▶ What is expected
Which of the lines below include the word "wxml"? Pull each one out.

▶ Data supplied
☆ ☆ ☆ ☆

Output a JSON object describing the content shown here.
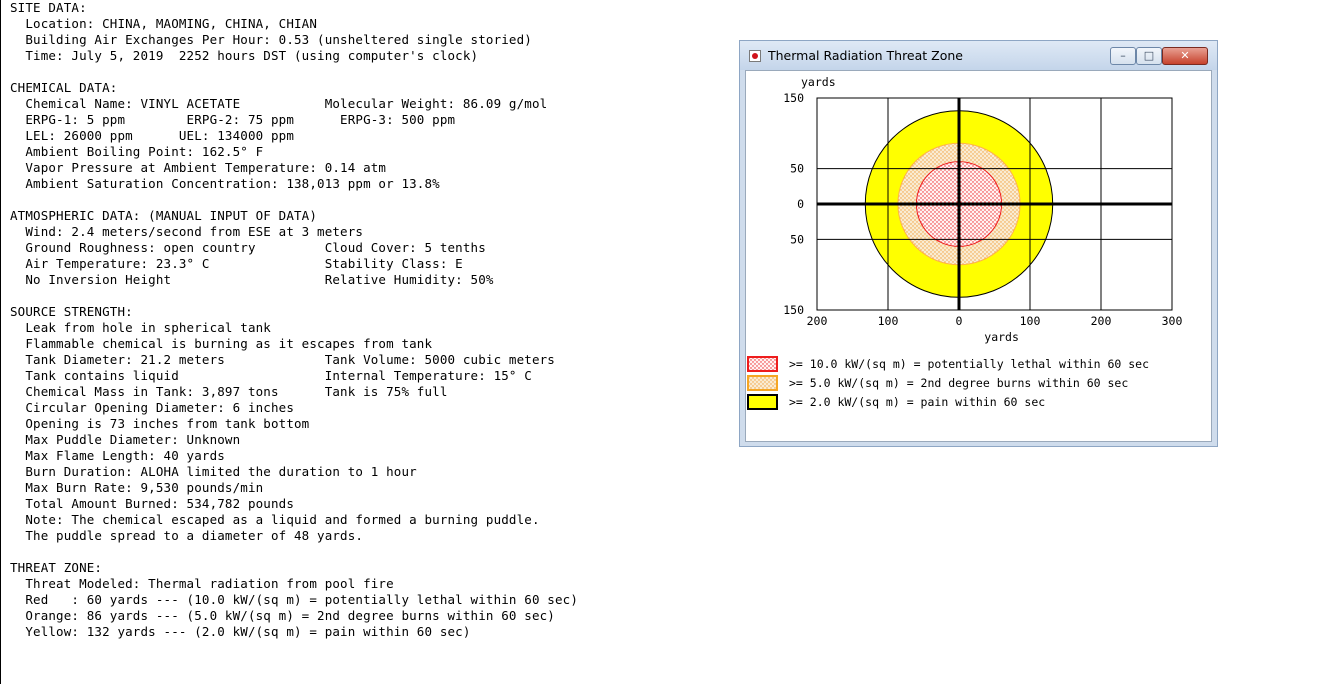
{
  "report": {
    "lines": [
      "SITE DATA:",
      "  Location: CHINA, MAOMING, CHINA, CHIAN",
      "  Building Air Exchanges Per Hour: 0.53 (unsheltered single storied)",
      "  Time: July 5, 2019  2252 hours DST (using computer's clock)",
      "",
      "CHEMICAL DATA:",
      "  Chemical Name: VINYL ACETATE           Molecular Weight: 86.09 g/mol",
      "  ERPG-1: 5 ppm        ERPG-2: 75 ppm      ERPG-3: 500 ppm",
      "  LEL: 26000 ppm      UEL: 134000 ppm",
      "  Ambient Boiling Point: 162.5° F",
      "  Vapor Pressure at Ambient Temperature: 0.14 atm",
      "  Ambient Saturation Concentration: 138,013 ppm or 13.8%",
      "",
      "ATMOSPHERIC DATA: (MANUAL INPUT OF DATA)",
      "  Wind: 2.4 meters/second from ESE at 3 meters",
      "  Ground Roughness: open country         Cloud Cover: 5 tenths",
      "  Air Temperature: 23.3° C               Stability Class: E",
      "  No Inversion Height                    Relative Humidity: 50%",
      "",
      "SOURCE STRENGTH:",
      "  Leak from hole in spherical tank",
      "  Flammable chemical is burning as it escapes from tank",
      "  Tank Diameter: 21.2 meters             Tank Volume: 5000 cubic meters",
      "  Tank contains liquid                   Internal Temperature: 15° C",
      "  Chemical Mass in Tank: 3,897 tons      Tank is 75% full",
      "  Circular Opening Diameter: 6 inches",
      "  Opening is 73 inches from tank bottom",
      "  Max Puddle Diameter: Unknown",
      "  Max Flame Length: 40 yards",
      "  Burn Duration: ALOHA limited the duration to 1 hour",
      "  Max Burn Rate: 9,530 pounds/min",
      "  Total Amount Burned: 534,782 pounds",
      "  Note: The chemical escaped as a liquid and formed a burning puddle.",
      "  The puddle spread to a diameter of 48 yards.",
      "",
      "THREAT ZONE:",
      "  Threat Modeled: Thermal radiation from pool fire",
      "  Red   : 60 yards --- (10.0 kW/(sq m) = potentially lethal within 60 sec)",
      "  Orange: 86 yards --- (5.0 kW/(sq m) = 2nd degree burns within 60 sec)",
      "  Yellow: 132 yards --- (2.0 kW/(sq m) = pain within 60 sec)"
    ]
  },
  "window": {
    "title": "Thermal Radiation Threat Zone",
    "minimize_glyph": "–",
    "maximize_glyph": "□",
    "close_glyph": "✕"
  },
  "chart_data": {
    "type": "threat_zone_plot",
    "ylabel": "yards",
    "xlabel": "yards",
    "xlim": [
      -200,
      300
    ],
    "ylim": [
      -150,
      150
    ],
    "x_ticks": [
      -200,
      -100,
      0,
      100,
      200,
      300
    ],
    "x_tick_labels": [
      "200",
      "100",
      "0",
      "100",
      "200",
      "300"
    ],
    "y_ticks": [
      150,
      50,
      0,
      -50,
      -150
    ],
    "y_tick_labels": [
      "150",
      "50",
      "0",
      "50",
      "150"
    ],
    "grid": true,
    "zones": [
      {
        "name": "yellow",
        "radius": 132,
        "fill": "#ffff00",
        "pattern": "solid",
        "legend": ">= 2.0 kW/(sq m) = pain within 60 sec"
      },
      {
        "name": "orange",
        "radius": 86,
        "fill": "#f5deb3",
        "stroke": "#ffb24a",
        "pattern": "dots-orange",
        "legend": ">= 5.0 kW/(sq m) = 2nd degree burns within 60 sec"
      },
      {
        "name": "red",
        "radius": 60,
        "fill": "#fff0f0",
        "stroke": "#ee1c1c",
        "pattern": "dots-red",
        "legend": ">= 10.0 kW/(sq m) = potentially lethal within 60 sec"
      }
    ],
    "legend_order": [
      "red",
      "orange",
      "yellow"
    ],
    "colors": {
      "red": "#ee1c1c",
      "orange": "#f5a623",
      "yellow": "#ffff00"
    }
  }
}
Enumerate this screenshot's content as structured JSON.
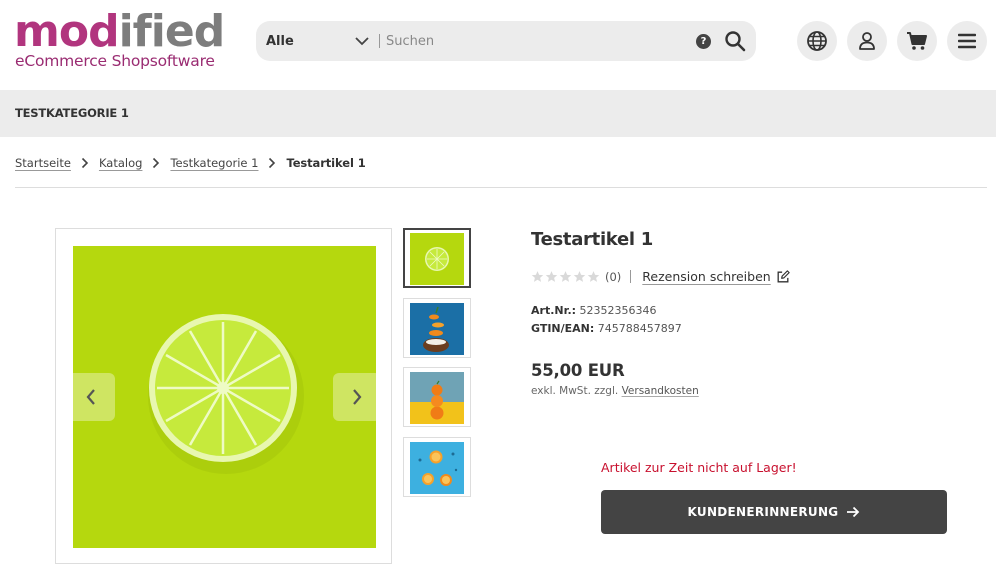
{
  "logo": {
    "text_part1": "mod",
    "text_part2": "ified",
    "tagline": "eCommerce Shopsoftware",
    "color_primary": "#b1357e",
    "color_secondary": "#7d7d7d"
  },
  "search": {
    "category": "Alle",
    "placeholder": "Suchen",
    "help_label": "?"
  },
  "header_icons": [
    "globe-icon",
    "user-icon",
    "cart-icon",
    "menu-icon"
  ],
  "category_bar": {
    "items": [
      "TESTKATEGORIE 1"
    ]
  },
  "breadcrumb": {
    "items": [
      "Startseite",
      "Katalog",
      "Testkategorie 1"
    ],
    "current": "Testartikel 1"
  },
  "product": {
    "title": "Testartikel 1",
    "rating_count": "(0)",
    "rating_value": 0,
    "review_link": "Rezension schreiben",
    "art_nr_label": "Art.Nr.:",
    "art_nr": "52352356346",
    "gtin_label": "GTIN/EAN:",
    "gtin": "745788457897",
    "price": "55,00 EUR",
    "price_note_prefix": "exkl. MwSt. zzgl.",
    "shipping_link": "Versandkosten",
    "stock_message": "Artikel zur Zeit nicht auf Lager!",
    "reminder_button": "KUNDENERINNERUNG",
    "stock_color": "#c8102e"
  },
  "gallery": {
    "thumbnails": [
      "lime-slice",
      "orange-coconut-stack",
      "orange-stack-yellow",
      "oranges-blue"
    ],
    "active_index": 0
  }
}
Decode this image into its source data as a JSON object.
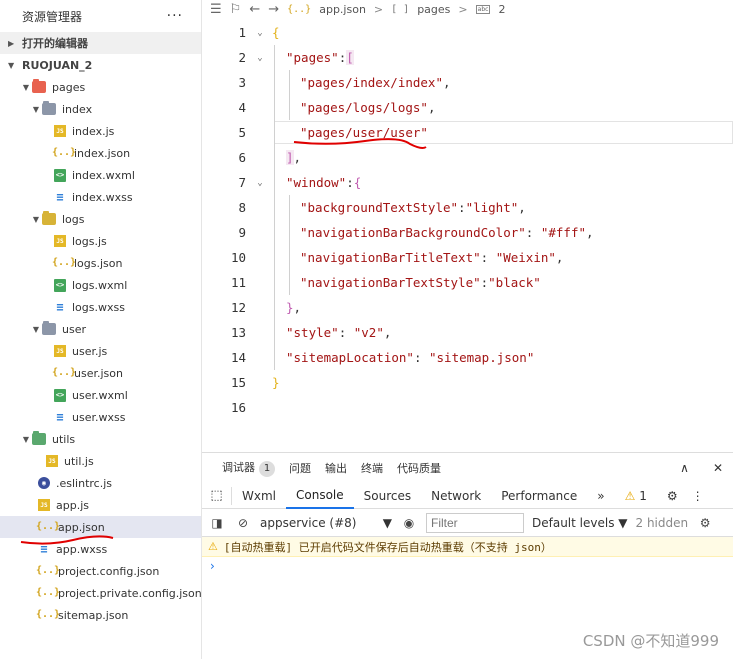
{
  "sidebar": {
    "title": "资源管理器",
    "more": "···",
    "open_editors": "打开的编辑器",
    "root": "RUOJUAN_2",
    "tree": {
      "pages": "pages",
      "index": "index",
      "index_js": "index.js",
      "index_json": "index.json",
      "index_wxml": "index.wxml",
      "index_wxss": "index.wxss",
      "logs": "logs",
      "logs_js": "logs.js",
      "logs_json": "logs.json",
      "logs_wxml": "logs.wxml",
      "logs_wxss": "logs.wxss",
      "user": "user",
      "user_js": "user.js",
      "user_json": "user.json",
      "user_wxml": "user.wxml",
      "user_wxss": "user.wxss",
      "utils": "utils",
      "util_js": "util.js",
      "eslintrc": ".eslintrc.js",
      "app_js": "app.js",
      "app_json": "app.json",
      "app_wxss": "app.wxss",
      "project_config": "project.config.json",
      "project_private": "project.private.config.json",
      "sitemap": "sitemap.json"
    }
  },
  "editor": {
    "breadcrumb": {
      "file_icon": "{..}",
      "file": "app.json",
      "sep": ">",
      "array_icon": "[ ]",
      "key": "pages",
      "abc_icon": "abc",
      "index": "2"
    },
    "lines": {
      "n1": "1",
      "n2": "2",
      "n3": "3",
      "n4": "4",
      "n5": "5",
      "n6": "6",
      "n7": "7",
      "n8": "8",
      "n9": "9",
      "n10": "10",
      "n11": "11",
      "n12": "12",
      "n13": "13",
      "n14": "14",
      "n15": "15",
      "n16": "16",
      "l1_brace": "{",
      "l2_key": "\"pages\"",
      "l2_colon": ":",
      "l2_bracket": "[",
      "l3_val": "\"pages/index/index\"",
      "l4_val": "\"pages/logs/logs\"",
      "l5_val": "\"pages/user/user\"",
      "l6_bracket": "]",
      "l7_key": "\"window\"",
      "l7_brace": "{",
      "l8_key": "\"backgroundTextStyle\"",
      "l8_val": "\"light\"",
      "l9_key": "\"navigationBarBackgroundColor\"",
      "l9_val": "\"#fff\"",
      "l10_key": "\"navigationBarTitleText\"",
      "l10_val": "\"Weixin\"",
      "l11_key": "\"navigationBarTextStyle\"",
      "l11_val": "\"black\"",
      "l12_brace": "}",
      "l13_key": "\"style\"",
      "l13_val": "\"v2\"",
      "l14_key": "\"sitemapLocation\"",
      "l14_val": "\"sitemap.json\"",
      "l15_brace": "}",
      "comma": ",",
      "colon": ":",
      "colon_sp": ": "
    }
  },
  "devtools": {
    "tabs_top": {
      "debugger": "调试器",
      "debugger_count": "1",
      "issues": "问题",
      "output": "输出",
      "terminal": "终端",
      "code_quality": "代码质量",
      "collapse": "∧",
      "close": "✕"
    },
    "tabs": {
      "wxml": "Wxml",
      "console": "Console",
      "sources": "Sources",
      "network": "Network",
      "performance": "Performance",
      "more": "»",
      "warn_count": "1"
    },
    "toolbar": {
      "context": "appservice (#8)",
      "context_arrow": "▼",
      "filter_placeholder": "Filter",
      "levels": "Default levels ▼",
      "hidden": "2 hidden"
    },
    "messages": {
      "warning": "[自动热重载] 已开启代码文件保存后自动热重载（不支持 json）",
      "prompt": "›"
    }
  },
  "watermark": "CSDN @不知道999",
  "colors": {
    "string": "#a31515",
    "bracket_gold": "#e3b21c",
    "bracket_purple": "#c05db0",
    "tab_accent": "#1a73e8",
    "annotation_red": "#e00000"
  }
}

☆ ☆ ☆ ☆

▶ Response to the exercise
      "index_wxml": "index.wxml",
      "logs_wxml": "logs.wxml",
      "user_wxml": "user.wxml",
      "wxml": "Wxml",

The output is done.